Community Enterprise Clinic
The Community Enterprise Clinic helps nonprofit organizations and social entrepreneurs plan and implement community development projects that improve the quality of life in economically disadvantaged areas.
The clinic gives students the opportunity to develop business law skills and expertise as they help organizations that would otherwise not have access to a lawyer overcome barriers, attract resources, and improve the quality of life in the communities they serve. Student-attorneys serve as outside general counsel to the clinic's clients, taking transactional projects from conception to implementation in areas such as affordable housing, community revitalization, business formation, and public policy.
Building on Duke's renowned curriculum in business and finance law, students put what they have learned in the classroom to work for real clients and deepen their understanding of substantive law, including affordable housing and community development law, corporate law, securities law, real estate law, and administrative law.
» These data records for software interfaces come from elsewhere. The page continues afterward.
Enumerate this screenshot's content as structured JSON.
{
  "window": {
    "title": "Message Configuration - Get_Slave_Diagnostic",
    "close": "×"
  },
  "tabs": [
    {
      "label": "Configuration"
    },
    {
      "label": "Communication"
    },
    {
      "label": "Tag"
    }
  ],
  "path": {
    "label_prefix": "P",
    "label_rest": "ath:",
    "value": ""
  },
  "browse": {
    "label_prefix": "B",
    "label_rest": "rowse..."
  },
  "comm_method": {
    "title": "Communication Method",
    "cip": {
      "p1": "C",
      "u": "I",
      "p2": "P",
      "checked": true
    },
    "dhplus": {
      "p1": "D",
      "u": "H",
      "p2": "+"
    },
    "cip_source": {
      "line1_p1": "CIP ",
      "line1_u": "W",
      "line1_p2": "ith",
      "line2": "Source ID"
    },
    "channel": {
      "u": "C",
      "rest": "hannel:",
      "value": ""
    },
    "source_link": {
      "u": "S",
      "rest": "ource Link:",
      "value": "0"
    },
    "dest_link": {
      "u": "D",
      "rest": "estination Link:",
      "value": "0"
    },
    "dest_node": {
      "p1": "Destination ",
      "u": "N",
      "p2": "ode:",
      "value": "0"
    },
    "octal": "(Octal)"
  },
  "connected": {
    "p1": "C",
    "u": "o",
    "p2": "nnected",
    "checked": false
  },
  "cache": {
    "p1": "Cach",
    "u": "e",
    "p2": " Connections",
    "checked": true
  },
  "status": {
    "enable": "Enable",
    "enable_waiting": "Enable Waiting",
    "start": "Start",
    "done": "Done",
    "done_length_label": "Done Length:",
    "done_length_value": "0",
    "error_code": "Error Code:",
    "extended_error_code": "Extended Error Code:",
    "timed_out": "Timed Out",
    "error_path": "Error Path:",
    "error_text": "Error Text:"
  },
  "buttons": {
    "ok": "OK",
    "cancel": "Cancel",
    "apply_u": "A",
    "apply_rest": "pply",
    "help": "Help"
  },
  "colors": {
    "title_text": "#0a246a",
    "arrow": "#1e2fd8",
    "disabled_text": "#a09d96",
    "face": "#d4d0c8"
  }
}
Students not only structure transactions, but also build the skills required in any business law practice, including problem identification and problem-solving, business planning, client interviewing and counseling, negotiating, drafting, legal analysis and case management.
I think my Community Enterprise Clinic experience will make me a better attorney.
In a recent project, the clinic helped client The Scrap Exchange transform a largely vacant Durham shopping center into a "creative reuse arts district." The district, an inventive mix of nonprofits, cooperatives, and for-profit companies, would not only ensure that the Lakewood Shopping Center becomes a profitable asset, but would also be the catalyst for the revitalization of the surrounding neighborhood.
The clinic’s student-attorneys took the lead on corporate planning, due diligence, and structuring and closing the financial transaction through which the Scrap Exchange was able to buy the shopping center, including structuring and negotiating a $2.5 million, six-month bridge loan from a local community development lender and managing the tax details and timeline of the project. "Our partnership has been invaluable," said Scrap Exchange Executive Director Ann Woodward. "I am so impressed with [the students'] attention to detail. It would not have happened without them."
In the News
Clinical Professor of Law
Director, Community Enterprise Clinic